Blessings Chidakwa Municipal Correspondent
City of Harare’s failure to supply clean water to residents despite Government support is exposing residents to water-borne diseases.
People living in high-density suburbs have been forced to resort to unsafe wells to beat the water shortages.
Others are now buying water from bulk suppliers.
Minister of State for Harare Metropolitan Province Senator Oliver Chidawu yesterday told journalists that there is a shortage of potable water in the capital even after Government tabled a lucrative deal for alternative water treatment solutions.
There are fears that Harare City Council could be abusing funds provided by the Government, or has no idea of improving the dire situation.
Minister Chidawu took a swipe at Harare town clerk Engineer Hosiah Chisango for failing to run the affairs of the city, accusing him of lacking accountability.
“As we are all aware, the Harare City Council under the stewardship of the current town clerk has failed to provide water to residents for the better part of two years,” said Minister Chidawu.
“It is a cause for concern as it has led to a serious deterioration in the standards of living of our residents.
“Harare residents have of late, also been forced to stretch their disposable incomes by purchasing water from private suppliers in addition to paying water rates to the city council. Some have been forced to obtain water for daily use from potentially unsafe wells and others sources.”
Minister Chidawu said it was not enough for council to call for the declaration of the water situation in Harare as “a disaster” by the Government when the city fathers were not taking concrete steps to avert the water crisis.
“For instance, cutting out the middlemen in the provision of water supply chemicals at inflated prices who procure the same from South Africa and generally treating the current situation with the urgency that it deserves.
“Notably, the Minister of Local Government and Public Works Cde July Moyo recently directed council to procure water treatment chemicals from Chemplex Private Limited, a local and Government-owned entity in order to save foreign currency,” he said.
According to a letter seen by The Herald signed by Eng Chisango on June 7, council indicated that the water deal was ready.
However, taps have remained dry.
“On May 14, 2019 the Environment Management Committee resolved that an expression of interest be flighted to allow more companies to participate and provide best solutions to council. PRAZ (the Procurement Regulatory Authority of Zimbabwe) in terms of section 3 (7) of the PPDPA Act approved that the accounting officer shorten the bidding period from 15 days to seven days. The expression of interest bidding documents is ready and advertising for bids is to be in the next Government gazette,” read the letter.
In an interview, Eng Chisango rejected claims that he was incompetent.
He said Harare’s water challenges required a collective approach, which has seen Government intervention through provision of funds.
“When the Minister (Chidawu) assumed office, we took him through all the water processes to have an appreciation of our challenges. The blame cannot lie 100 percent on one person as our infrastructure is now dilapidated.

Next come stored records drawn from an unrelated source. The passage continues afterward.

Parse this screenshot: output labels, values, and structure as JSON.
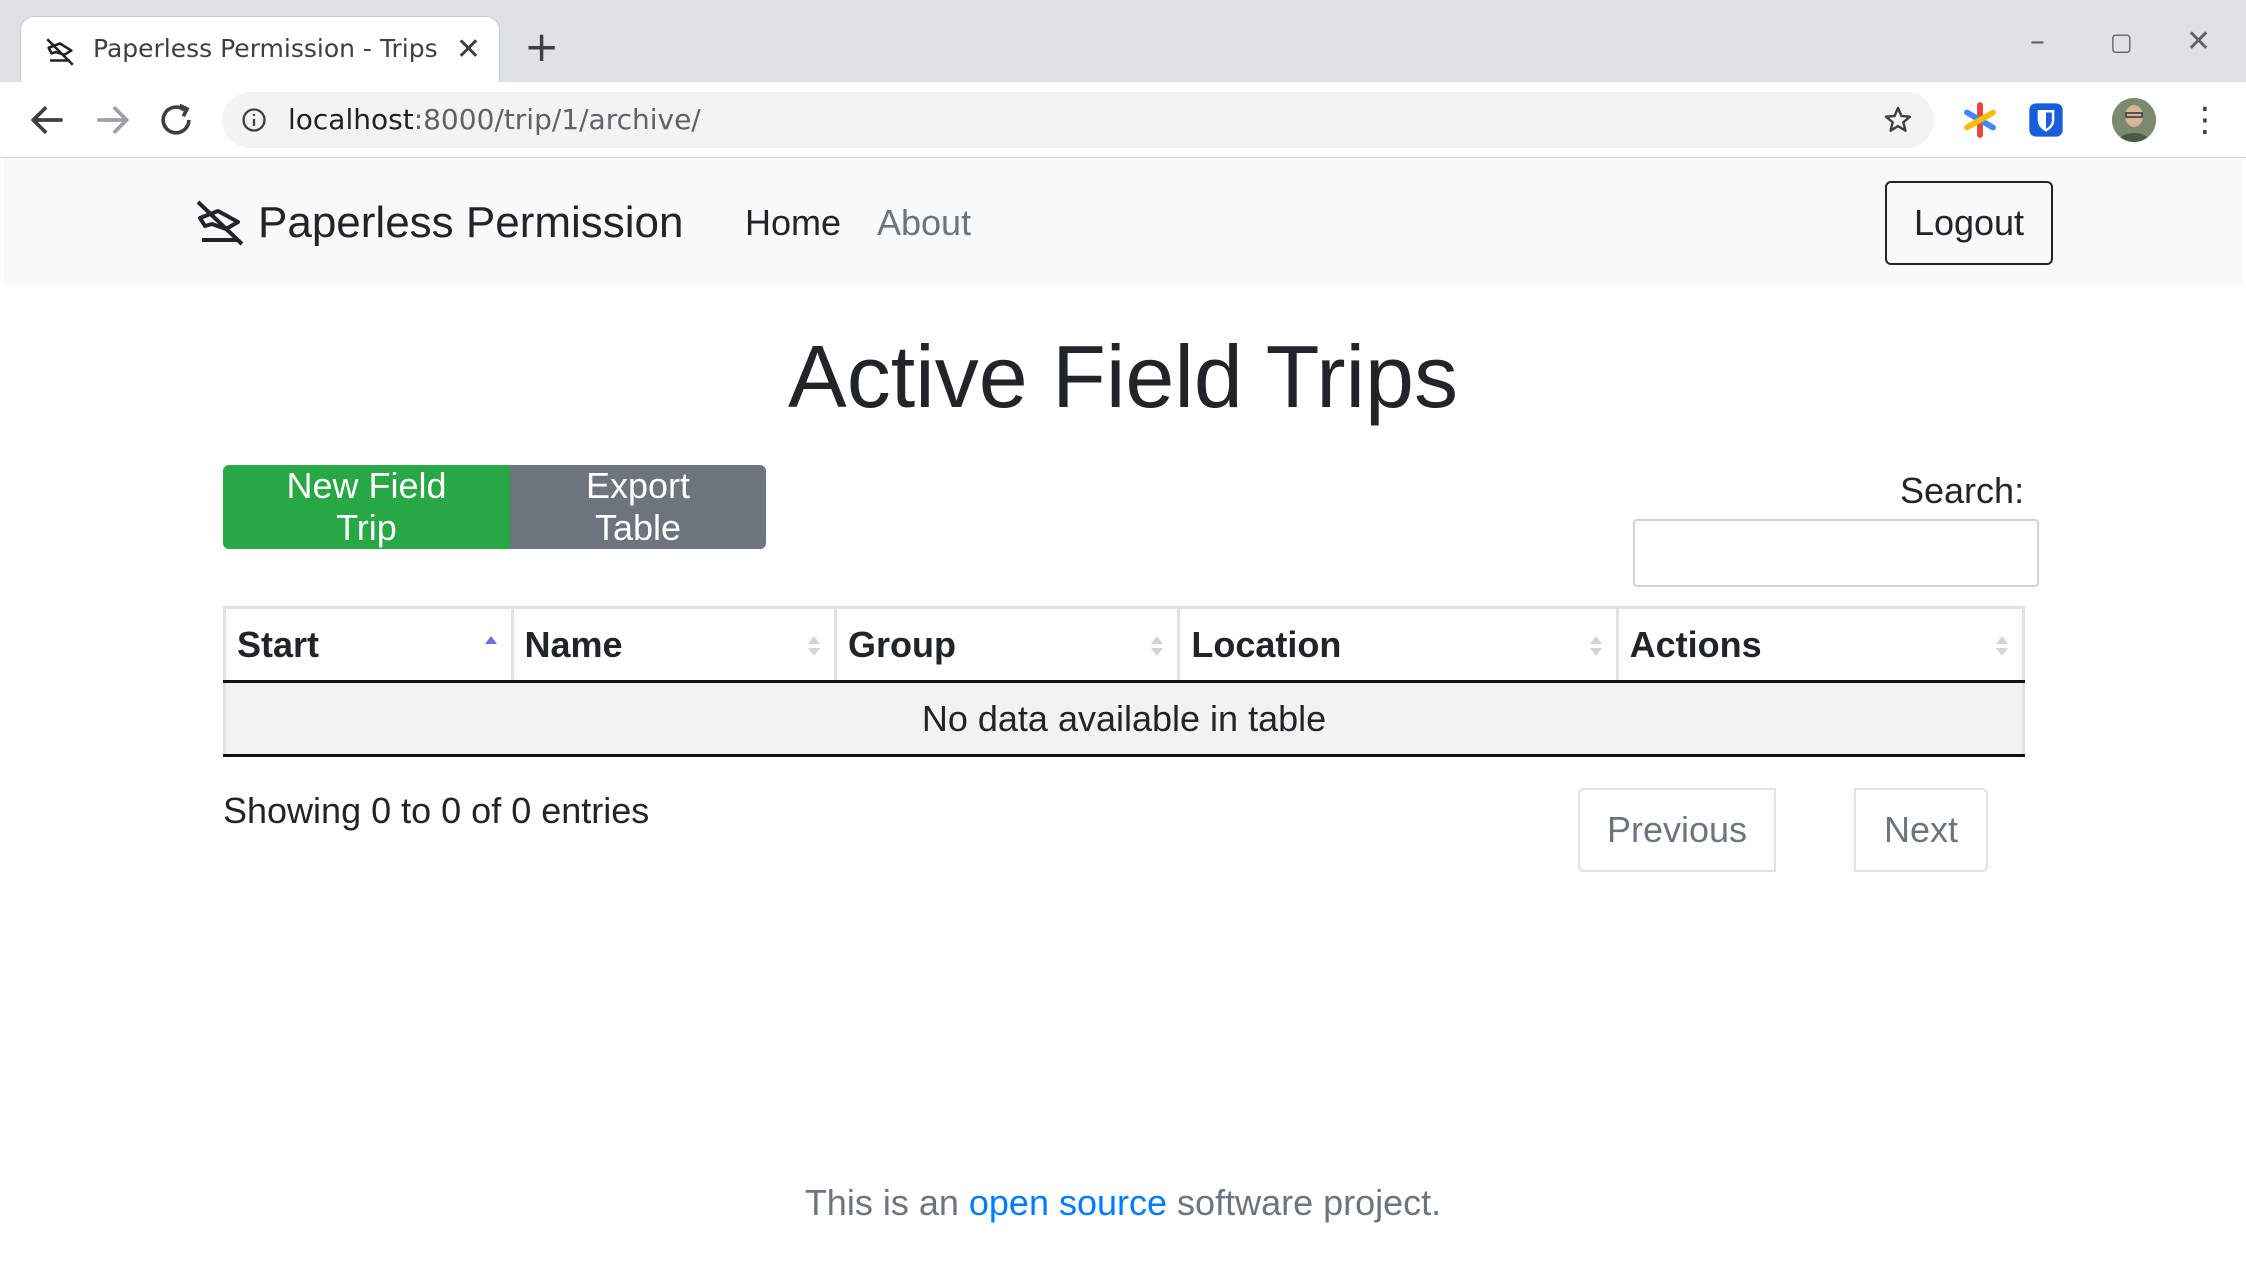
{
  "browser": {
    "tab_title": "Paperless Permission - Trips",
    "url_host": "localhost",
    "url_path": ":8000/trip/1/archive/",
    "new_tab_label": "+",
    "close_tab_label": "✕",
    "window_controls": {
      "minimize": "–",
      "maximize": "▢",
      "close": "✕"
    },
    "menu_label": "⋮"
  },
  "navbar": {
    "brand": "Paperless Permission",
    "links": [
      {
        "label": "Home"
      },
      {
        "label": "About"
      }
    ],
    "logout_label": "Logout"
  },
  "page_title": "Active Field Trips",
  "actions": {
    "new_trip_label": "New Field Trip",
    "export_label": "Export Table"
  },
  "search": {
    "label": "Search:",
    "value": "",
    "placeholder": ""
  },
  "table": {
    "columns": [
      {
        "label": "Start",
        "sort": "asc"
      },
      {
        "label": "Name",
        "sort": "none"
      },
      {
        "label": "Group",
        "sort": "none"
      },
      {
        "label": "Location",
        "sort": "none"
      },
      {
        "label": "Actions",
        "sort": "none"
      }
    ],
    "empty_message": "No data available in table"
  },
  "pagination": {
    "info": "Showing 0 to 0 of 0 entries",
    "previous_label": "Previous",
    "next_label": "Next"
  },
  "footer": {
    "prefix": "This is an",
    "link_text": "open source",
    "suffix": "software project."
  },
  "colors": {
    "success": "#28a745",
    "secondary": "#6c757d",
    "link": "#007bff",
    "navbar_bg": "#f8f9fa"
  }
}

“However, as council we are actually grateful that Government has come on board as that is the only way for us to improve water supplies under such prevailing conditions.

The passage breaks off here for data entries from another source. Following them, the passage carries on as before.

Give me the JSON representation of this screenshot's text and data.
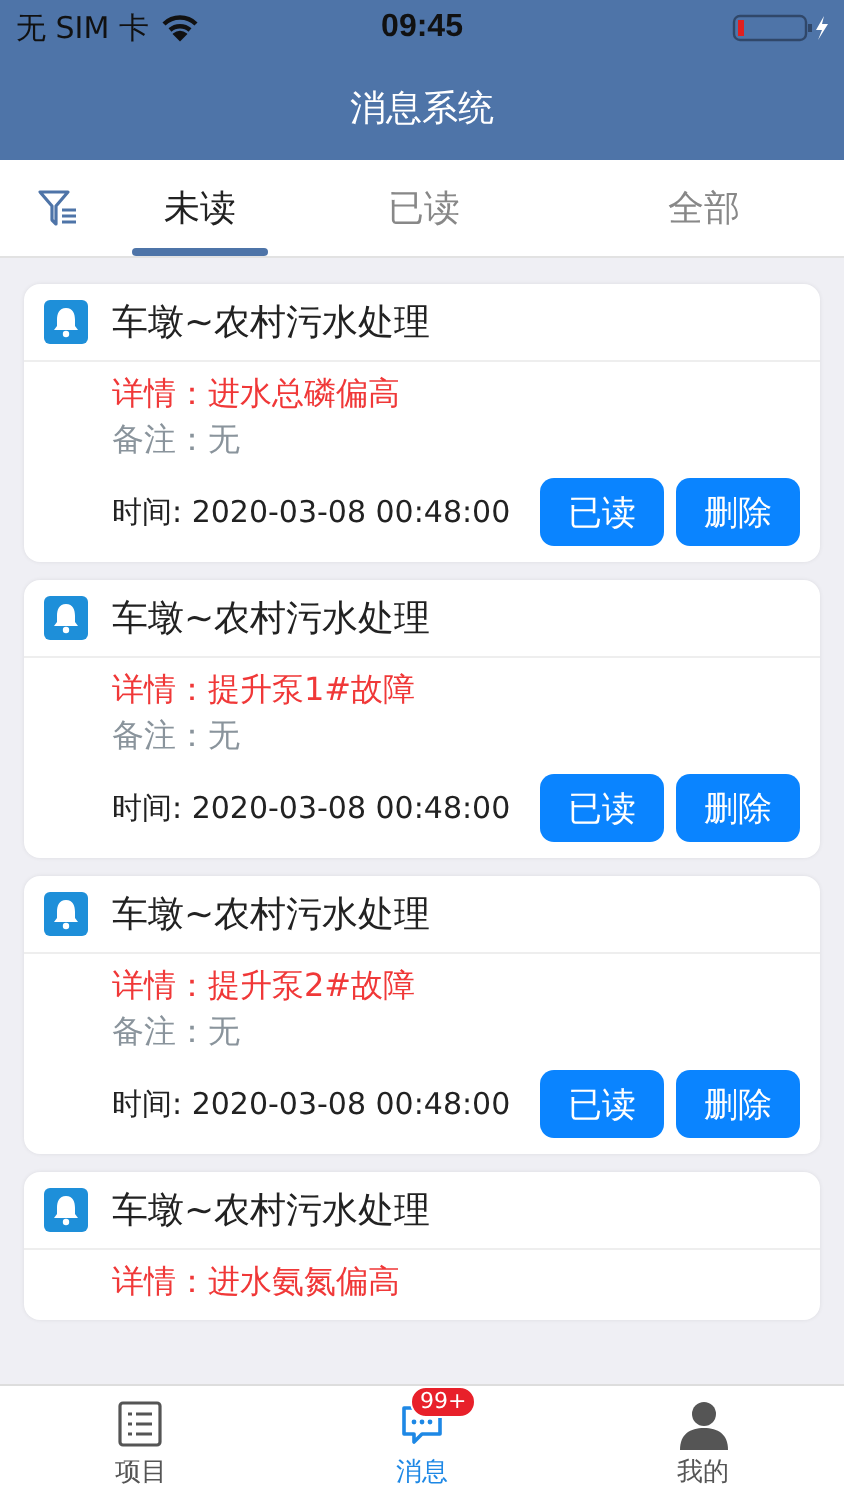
{
  "status_bar": {
    "carrier": "无 SIM 卡",
    "time": "09:45"
  },
  "header": {
    "title": "消息系统"
  },
  "tabs": [
    {
      "label": "未读",
      "selected": true
    },
    {
      "label": "已读",
      "selected": false
    },
    {
      "label": "全部",
      "selected": false
    }
  ],
  "messages": [
    {
      "title": "车墩~农村污水处理",
      "detail": "详情：进水总磷偏高",
      "remark": "备注：无",
      "time": "时间: 2020-03-08 00:48:00",
      "actions": [
        "已读",
        "删除"
      ]
    },
    {
      "title": "车墩~农村污水处理",
      "detail": "详情：提升泵1#故障",
      "remark": "备注：无",
      "time": "时间: 2020-03-08 00:48:00",
      "actions": [
        "已读",
        "删除"
      ]
    },
    {
      "title": "车墩~农村污水处理",
      "detail": "详情：提升泵2#故障",
      "remark": "备注：无",
      "time": "时间: 2020-03-08 00:48:00",
      "actions": [
        "已读",
        "删除"
      ]
    },
    {
      "title": "车墩~农村污水处理",
      "detail": "详情：进水氨氮偏高"
    }
  ],
  "tab_bar": [
    {
      "kind": "list",
      "label": "项目",
      "selected": false
    },
    {
      "kind": "chat",
      "label": "消息",
      "selected": true,
      "badge": "99+"
    },
    {
      "kind": "person",
      "label": "我的",
      "selected": false
    }
  ]
}
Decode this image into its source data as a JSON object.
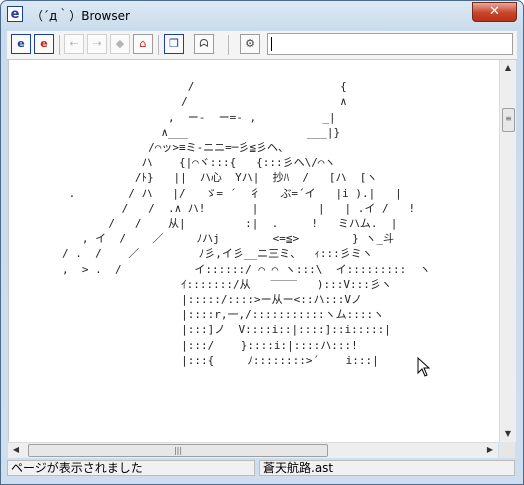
{
  "window": {
    "title": "（´д｀）Browser",
    "app_icon": "e",
    "close": "✕"
  },
  "toolbar": {
    "buttons": [
      {
        "name": "open-file-button",
        "glyph": "e"
      },
      {
        "name": "open-url-button",
        "glyph": "e"
      },
      {
        "name": "back-button",
        "glyph": "⇠"
      },
      {
        "name": "forward-button",
        "glyph": "⇢"
      },
      {
        "name": "stop-button",
        "glyph": "◆"
      },
      {
        "name": "home-button",
        "glyph": "⌂"
      },
      {
        "name": "copy-button",
        "glyph": "❐"
      },
      {
        "name": "face-button",
        "glyph": "ᗣ"
      },
      {
        "name": "settings-button",
        "glyph": "⚙"
      }
    ],
    "address_value": ""
  },
  "content": {
    "ascii_art": "\n                           /                      {\n                          /                       ∧\n                        ,  ー-  ー=- ,          _|\n                       ∧___                  ___|}\n                     /⌒ッ>≡ミ-ニニ=─彡≦彡ヘ、\n                    ハ    {|⌒ヾ:::{   {:::彡ヘ\\/⌒ヽ\n                   /ﾄ}   ||  ハ心  Yハ|  抄ﾊ  /   [ハ  [ヽ\n         .        / ハ   |/   ゞ= ´  彳   ぶ=´イ   |i ).|   |\n                 /   /  .∧ ハ!       |         |   | .イ /   !\n               /   /    从|         :|  .     !   ミハム.  |\n           , イ  /    ／     ﾉハj        <=≦>        } ヽ_斗\n        / .  /    ／         ﾉ彡,イ彡__ニ三ミ、  ｨ:::彡ミヽ\n        ,  > .  /           イ::::::/ ⌒ ⌒ ヽ:::\\  イ:::::::::  ヽ\n                          ｲ:::::::/从   ‾‾‾‾   ):::V:::彡ヽ\n                          |:::::/::::>ー从ー<::ハ:::Vノ\n                          |::::r,一,/:::::::::::ヽム::::ヽ\n                          |:::]ノ  V::::i::|::::]::i:::::|\n                          |:::/    }::::i:|::::ハ:::!\n                          |:::{     ﾉ::::::::>´    i:::|",
    "status_left": "ページが表示されました",
    "status_right": "蒼天航路.ast"
  },
  "scroll": {
    "up": "▲",
    "down": "▼",
    "left": "◀",
    "right": "▶",
    "grip_v": "≡",
    "grip_h": "|||"
  }
}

“The commitment by Government has also seen President Mnangagwa’s intervention through availing of funds to Harare,” he said.
Minister Chidawu slammed some sections of the media for being used by politicians to further their personal interests, and possibly perpetuate the water crisis to achieve their political ends.

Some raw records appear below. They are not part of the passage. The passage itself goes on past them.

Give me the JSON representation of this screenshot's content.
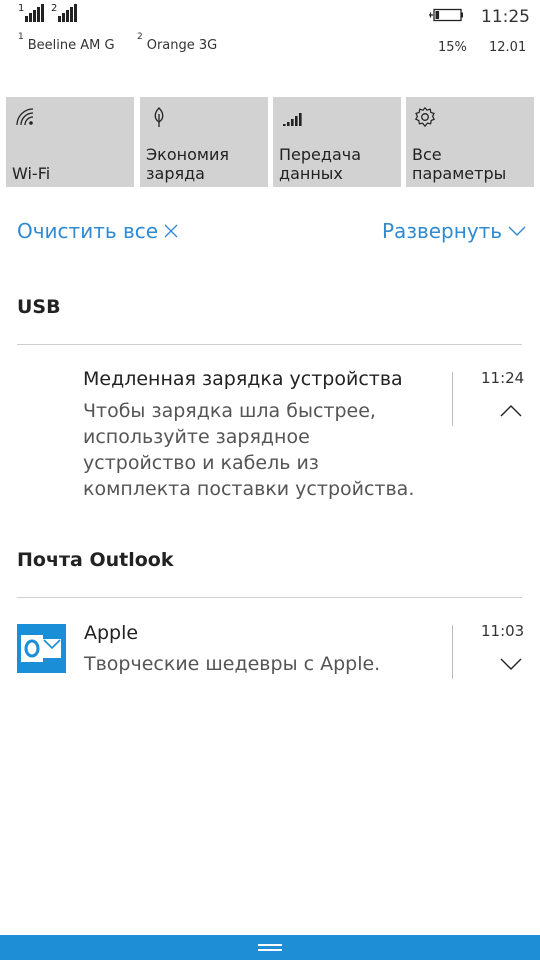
{
  "status_bar": {
    "sim1_index": "1",
    "sim2_index": "1",
    "sim2_label_index": "2",
    "sim1_label_index": "1",
    "carrier1": "Beeline AM G",
    "carrier2": "Orange 3G",
    "time": "11:25",
    "battery": "15%",
    "date": "12.01",
    "battery_level": 0.15
  },
  "quick_actions": [
    {
      "label": "Wi-Fi",
      "icon": "wifi-icon"
    },
    {
      "label": "Экономия заряда",
      "icon": "battery-saver-icon"
    },
    {
      "label": "Передача данных",
      "icon": "cellular-data-icon"
    },
    {
      "label": "Все параметры",
      "icon": "settings-icon"
    }
  ],
  "actions": {
    "clear_all": "Очистить все",
    "expand": "Развернуть"
  },
  "groups": [
    {
      "title": "USB",
      "notification": {
        "title": "Медленная зарядка устройства",
        "body_lines": [
          "Чтобы зарядка шла быстрее,",
          "используйте зарядное",
          "устройство и кабель из",
          "комплекта поставки устройства."
        ],
        "time": "11:24"
      }
    },
    {
      "title": "Почта Outlook",
      "notification": {
        "title": "Apple",
        "body": "Творческие шедевры с Apple.",
        "time": "11:03",
        "icon": "outlook-icon"
      }
    }
  ],
  "colors": {
    "accent": "#2f8ad3",
    "tile_bg": "#d2d2d2",
    "bottom_bar": "#1e8fd6"
  }
}
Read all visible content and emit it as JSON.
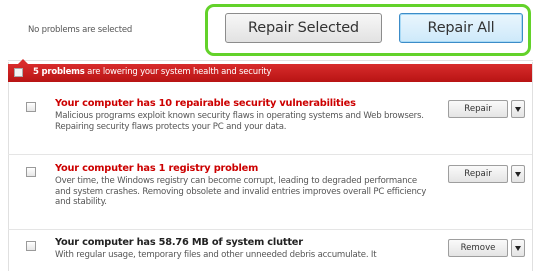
{
  "toolbar": {
    "status_text": "No problems are selected",
    "repair_selected_label": "Repair Selected",
    "repair_all_label": "Repair All",
    "highlight_color": "#63d22a"
  },
  "summary": {
    "count_text": "5 problems",
    "rest_text": " are lowering your system health and security",
    "bar_color": "#c81e1e"
  },
  "problems": [
    {
      "title": "Your computer has 10 repairable security vulnerabilities",
      "description": "Malicious programs exploit known security flaws in operating systems and Web browsers. Repairing security flaws protects your PC and your data.",
      "action": "Repair"
    },
    {
      "title": "Your computer has 1 registry problem",
      "description": "Over time, the Windows registry can become corrupt, leading to degraded performance and system crashes. Removing obsolete and invalid entries improves overall PC efficiency and stability.",
      "action": "Repair"
    },
    {
      "title": "Your computer has 58.76 MB of system clutter",
      "description": "With regular usage, temporary files and other unneeded debris accumulate. It",
      "action": "Remove"
    }
  ]
}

Government recently injected US$9,3 million for urgent works at Lake Manyame and Warren Control Pump Station in a bid to alleviate Harare’s water woes.
The idea is aimed at ensuring that Harare could source raw water from Manyame Dam, which require less chemicals than the algae infested Lake Chivero which demands a cocktail of chemicals to purify.
The intervention by Government was expected to see residents accessing potable water almost regularly, which would be a major departure from the present challenges.